Images of the Minnesota State Capitol, Como Conservatory and the Landmark Center flash across the promotional clip as a British female voice describes the final stop on Viking's soon-to-debut Mississippi River cruise: a city "known for its great museums, iconic Cathedral and beautiful period architecture."
The international luxury cruise line is already advertising St. Paul and other cities on the river for its slate of new tours scheduled to launch in August of 2022.
"This is a big deal for St. Paul," said Terry Mattson, president and CEO of the city's convention and visitors bureau.
Switzerland-based Viking announced in 2020 that it was building a custom 386-guest vessel to sail the Mississippi, the latest river in the company's exotic lineup that includes the Danube, the Seine and the Nile. The St. Paul City Council on Wednesday approved a contract allowing ships to dock at Lambert's Landing, a riverfront park near downtown that was once among the busiest steamboat ports in the country.
Viking's longest Mississippi River option — a 15-day cruise between St. Paul and New Orleans — has already sold out for 2022. Tickets for 2023 and 2024 cruises are still available at a price of $11,300 or more. Travelers can also book an eight-day cruise from St. Louis to St. Paul for fares starting at $4,400.
COVID-19 shut down the cruise industry after several viral outbreaks occurred in ships' close quarters in the early days of the pandemic. The Center for Disease Control last week said large vessels could start simulated voyages in U.S. waters with the goal of resuming operations in mid-summer.
But Mattson of Visit St. Paul expects built-up wanderlust, plus Viking's loyal following, will win over tourists eager to explore America's heartland.
"There's no question these will sell out," he said. "Nobody does it better than Viking."
St. Paul's agreement with Viking has been years in the making, a small component of a sweeping plan drafted in 2013 aiming to re-envision the city's long-ignored riverfront.

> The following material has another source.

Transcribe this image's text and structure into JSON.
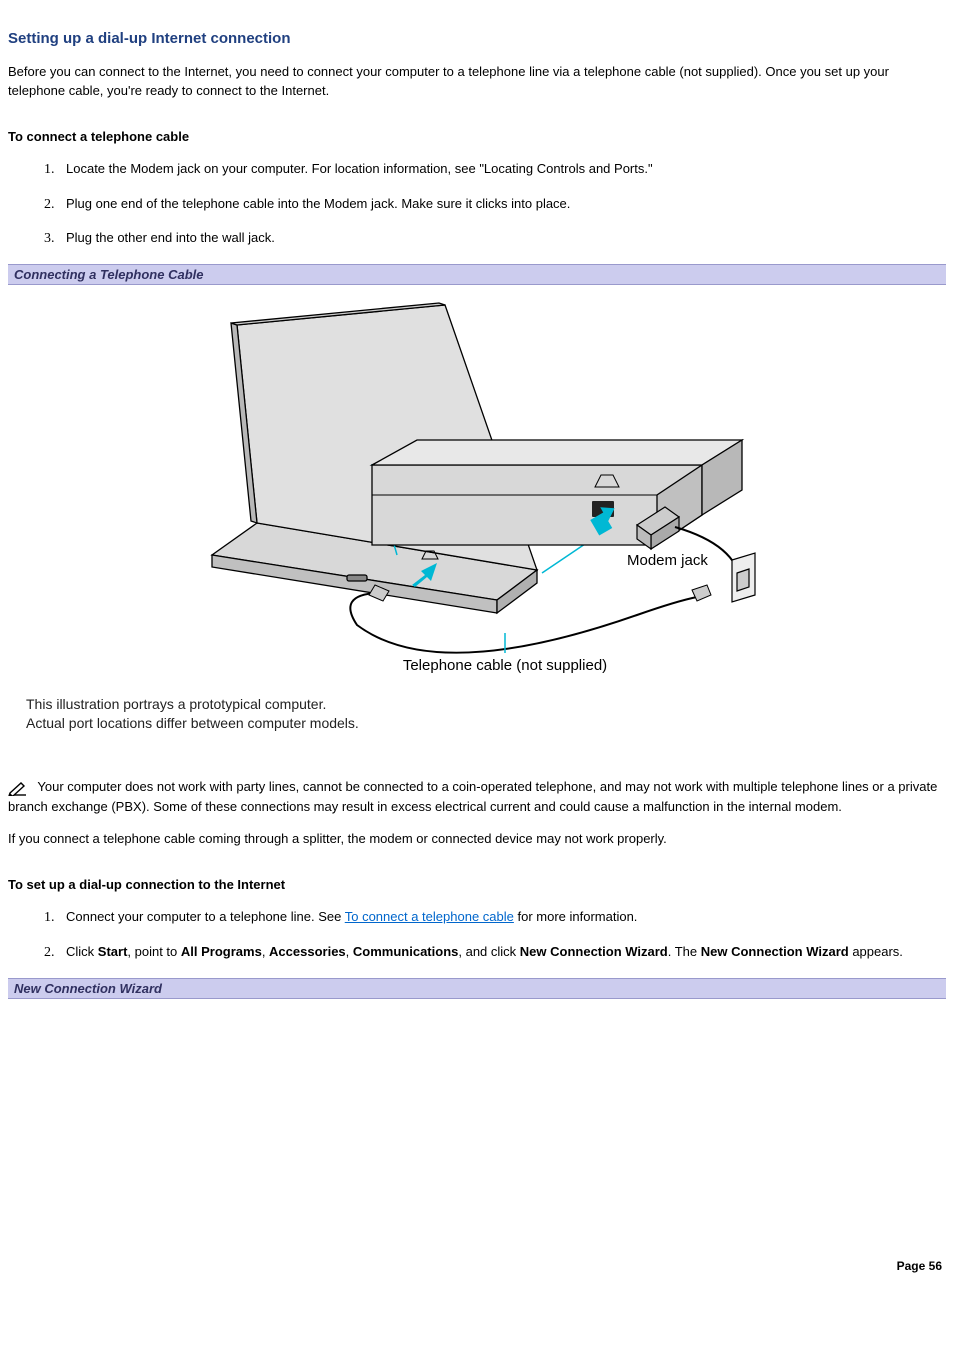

Mary deLaittre, executive director of the Great River Passage Conservancy charged with leading those efforts, said the nonprofit is in the early stages of plans to build a 1.5-mile promenade connecting St. Paul institutions like the Science Museum and the Union Depot to the water's edge.
"Imagine you get off the cruise ship and enter this new gateway to St. Paul," deLaittre said. The Great River Passage Conservancy is in the process of picking a team to help design the project and a funding strategy, she added.
Viking must pay for increased costs or improvements to the port required to dock its vessels, according to its contract with the city. The cruise line has exclusive permission to use St. Paul's facilities through 2026, with an option to renew the agreement through 2029.
The Mississippi River cruises will also visit Red Wing, Minn., where guests can boat across Lake Pepin and visit Wabasha's National Eagle Center. Other stops on the itinerary — which advertises opportunities to explore small-town America, U.S. history and the and the river's natural features — include Dubuque, Iowa; St. Louis; Memphis, Tenn. and Vicksburg, Miss.
Viking, which will also make its Great Lakes debut in 2022, will start or finish its Mississippi River tours in St. Paul. That means more traffic for Twin Cities attractions and hotels from guests staying over before or after their voyages.
"Everybody in the world knows the Mississippi River, even if they don't know St. Paul," deLaittre said. "This is a great opportunity for us."
Katie Galioto • 612-673-4478